 It’s complicated is used for a number of things in bad relationship situations. The guy wants to keep you around, but also wants to fool around with other women? It’s complicated. A guy wants to control your every move? It’s complicated. You’re on an allowance of fun? It’s complicated. Still haven’t intimate relationships with a person who broke up with you? It’s complicated. None of them are actually complicated situations. It’s plain as a plateau that we’re forgiving ourselves of making such blundering decisions. Decisions that we’d judge others for, mind you. Of course, we have an answer for that, too. “It’s different.”

So I stare at the screen of my Galaxy Note 3 trying to make sense of the complexity of the complicatedness that is the situation.

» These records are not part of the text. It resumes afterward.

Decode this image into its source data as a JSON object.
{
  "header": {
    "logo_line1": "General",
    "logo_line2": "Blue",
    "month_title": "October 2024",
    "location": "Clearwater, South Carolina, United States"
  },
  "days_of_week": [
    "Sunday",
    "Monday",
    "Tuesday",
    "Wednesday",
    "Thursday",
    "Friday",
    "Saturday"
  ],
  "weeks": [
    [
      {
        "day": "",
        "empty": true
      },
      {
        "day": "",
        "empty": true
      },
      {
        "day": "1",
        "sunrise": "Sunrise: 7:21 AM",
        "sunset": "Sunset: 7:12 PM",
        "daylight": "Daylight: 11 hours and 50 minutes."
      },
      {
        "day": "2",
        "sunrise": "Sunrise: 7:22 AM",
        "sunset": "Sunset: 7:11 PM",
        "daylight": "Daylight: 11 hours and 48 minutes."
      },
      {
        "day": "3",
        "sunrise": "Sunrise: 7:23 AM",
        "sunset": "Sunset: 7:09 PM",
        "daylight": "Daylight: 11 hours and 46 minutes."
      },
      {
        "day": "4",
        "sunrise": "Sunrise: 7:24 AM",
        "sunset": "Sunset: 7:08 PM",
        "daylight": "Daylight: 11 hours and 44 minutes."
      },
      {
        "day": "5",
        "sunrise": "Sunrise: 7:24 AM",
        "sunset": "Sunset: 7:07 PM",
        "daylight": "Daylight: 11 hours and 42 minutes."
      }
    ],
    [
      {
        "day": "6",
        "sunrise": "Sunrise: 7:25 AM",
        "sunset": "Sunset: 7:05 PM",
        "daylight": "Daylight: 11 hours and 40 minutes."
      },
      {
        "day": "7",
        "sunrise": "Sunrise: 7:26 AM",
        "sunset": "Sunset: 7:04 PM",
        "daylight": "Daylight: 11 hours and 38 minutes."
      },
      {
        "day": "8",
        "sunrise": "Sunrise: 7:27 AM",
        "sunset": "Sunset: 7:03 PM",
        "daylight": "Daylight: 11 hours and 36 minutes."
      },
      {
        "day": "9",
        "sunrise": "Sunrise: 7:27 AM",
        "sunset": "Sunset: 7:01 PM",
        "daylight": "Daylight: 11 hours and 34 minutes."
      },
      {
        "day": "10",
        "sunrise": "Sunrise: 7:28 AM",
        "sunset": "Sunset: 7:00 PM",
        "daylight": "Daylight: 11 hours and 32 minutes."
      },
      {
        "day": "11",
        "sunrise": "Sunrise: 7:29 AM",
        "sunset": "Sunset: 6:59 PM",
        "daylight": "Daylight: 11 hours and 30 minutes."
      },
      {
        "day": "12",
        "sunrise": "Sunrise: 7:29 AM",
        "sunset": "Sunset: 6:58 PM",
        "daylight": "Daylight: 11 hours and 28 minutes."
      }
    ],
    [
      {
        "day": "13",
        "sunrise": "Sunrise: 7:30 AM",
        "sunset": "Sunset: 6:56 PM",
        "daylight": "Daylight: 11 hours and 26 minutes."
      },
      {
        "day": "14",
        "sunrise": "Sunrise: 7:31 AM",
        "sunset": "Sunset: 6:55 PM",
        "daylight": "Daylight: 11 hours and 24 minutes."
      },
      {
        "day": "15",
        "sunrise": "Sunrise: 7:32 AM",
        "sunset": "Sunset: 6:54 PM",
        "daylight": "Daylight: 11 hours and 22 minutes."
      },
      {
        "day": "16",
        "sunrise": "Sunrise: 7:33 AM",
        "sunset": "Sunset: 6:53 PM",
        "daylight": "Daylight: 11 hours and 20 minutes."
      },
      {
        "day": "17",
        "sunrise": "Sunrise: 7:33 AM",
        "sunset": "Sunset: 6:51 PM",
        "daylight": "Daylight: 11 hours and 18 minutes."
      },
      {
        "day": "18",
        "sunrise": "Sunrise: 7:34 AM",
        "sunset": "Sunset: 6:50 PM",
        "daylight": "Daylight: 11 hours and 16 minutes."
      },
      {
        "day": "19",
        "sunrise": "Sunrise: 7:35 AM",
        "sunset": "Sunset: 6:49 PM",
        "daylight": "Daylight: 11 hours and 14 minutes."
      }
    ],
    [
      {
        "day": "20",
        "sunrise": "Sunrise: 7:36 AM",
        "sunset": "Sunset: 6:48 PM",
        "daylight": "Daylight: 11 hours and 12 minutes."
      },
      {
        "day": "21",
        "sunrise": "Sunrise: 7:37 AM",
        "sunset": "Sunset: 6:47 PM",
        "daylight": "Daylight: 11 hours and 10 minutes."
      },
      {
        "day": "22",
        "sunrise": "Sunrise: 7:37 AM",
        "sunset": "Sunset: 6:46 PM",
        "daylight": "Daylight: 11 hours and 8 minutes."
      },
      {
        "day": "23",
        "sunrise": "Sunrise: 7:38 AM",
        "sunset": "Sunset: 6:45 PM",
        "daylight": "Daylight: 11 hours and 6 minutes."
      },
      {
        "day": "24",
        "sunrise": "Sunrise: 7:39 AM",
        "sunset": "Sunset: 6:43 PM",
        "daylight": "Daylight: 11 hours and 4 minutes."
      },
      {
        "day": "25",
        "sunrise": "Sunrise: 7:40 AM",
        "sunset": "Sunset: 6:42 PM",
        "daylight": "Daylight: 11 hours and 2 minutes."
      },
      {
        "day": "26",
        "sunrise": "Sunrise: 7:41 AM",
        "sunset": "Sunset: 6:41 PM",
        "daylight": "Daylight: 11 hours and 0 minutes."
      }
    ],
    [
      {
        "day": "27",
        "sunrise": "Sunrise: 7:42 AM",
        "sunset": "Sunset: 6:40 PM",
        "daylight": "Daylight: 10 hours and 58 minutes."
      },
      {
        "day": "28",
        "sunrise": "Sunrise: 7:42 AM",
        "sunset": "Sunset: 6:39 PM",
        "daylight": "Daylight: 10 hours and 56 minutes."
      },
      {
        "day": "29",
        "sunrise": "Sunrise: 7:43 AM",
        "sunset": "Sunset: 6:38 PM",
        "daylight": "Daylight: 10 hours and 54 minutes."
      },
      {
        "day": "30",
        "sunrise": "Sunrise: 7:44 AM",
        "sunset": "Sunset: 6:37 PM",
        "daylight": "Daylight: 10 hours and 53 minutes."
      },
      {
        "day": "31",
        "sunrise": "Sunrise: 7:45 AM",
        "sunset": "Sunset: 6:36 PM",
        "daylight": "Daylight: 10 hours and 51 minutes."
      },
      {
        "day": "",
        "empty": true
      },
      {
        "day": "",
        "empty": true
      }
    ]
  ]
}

None of it comes to light and I’m flabbergasted by how someone could make decisions based on emotion. A hypocrite through and through.

It’s complicated.

Not to the person we’re explaining things to. Not to their mother or father, sister or brother, aunt or uncle. It’s complicated to ourselves. We’re too afraid to admit that we’re being masochistic. Too afraid to admit that we’re wrong. That we might be living below our potential. That we’re too lonely that we’re willing to accept the neglect, the abuse—the whatever—because the other alternative feels much worse than the emotional pain we feel. “At least I have someone to go home to. Someone to wake up next to every morning.”

Personal

Systems Grey

Have you ever had a dream that you were so sure was real?

There were recurring dreams in childhood. One, I’m in my father’s Dodge pickup—a rust bucket green. He arrived to pick my older brother and me up for school. He drove us for a few years until I was in the third grade, when a janitor reported to the principal that he dropped me off too early. Anyway, I’m in the pickup and my brother’s forgotten something inside the house. My father, frustrated, returns into the house with him. Everything’s fine at first until the truck starts to move on its own with me still inside. I call for help, but even I can’t hear the screams. The truck just rolls and rolls and rolls. I never see it to the end. I always woke before I got to the intersecting street.

The other dream followed me into adulthood. Not so much a recurring dream, though. It’s more of a type of dream. And it’s always starts off the same way. I’m tired and it’s time for bed. Only, I’ve forgotten that I’m already asleep in bed. I stop doing whatever it was that kept me preoccupied, and head for my bedroom. As I open the door, I can’t ignore the sense of darkness before me. The room is dark as rooms are at night. Only this darkness is blinding. I take a step forward and I fall. Only I’m jolted back into a reality that I cannot remember slipping from.

In the far corners of my mind, there lies a machine. The purpose of the machine is deep-seeded in my religious upbringing. Points in my life, before I left go of the fantasy and embraced the natural, I fancied myself a savior. Or tailored myself towards priesthood. There is darkness within this machine. I can hear the voices of gods unknown beckoning me forward. It is the pickup trucking rolling off the hill. It’s me falling forever into the depths of darkness.

All men dream: but not equally. Those who dream by night in the dusty recesses of their minds wake up in the day to find it was vanity, but the dreamers of the day are dangerous men, for they may act their dreams with open eyes, to make it possible.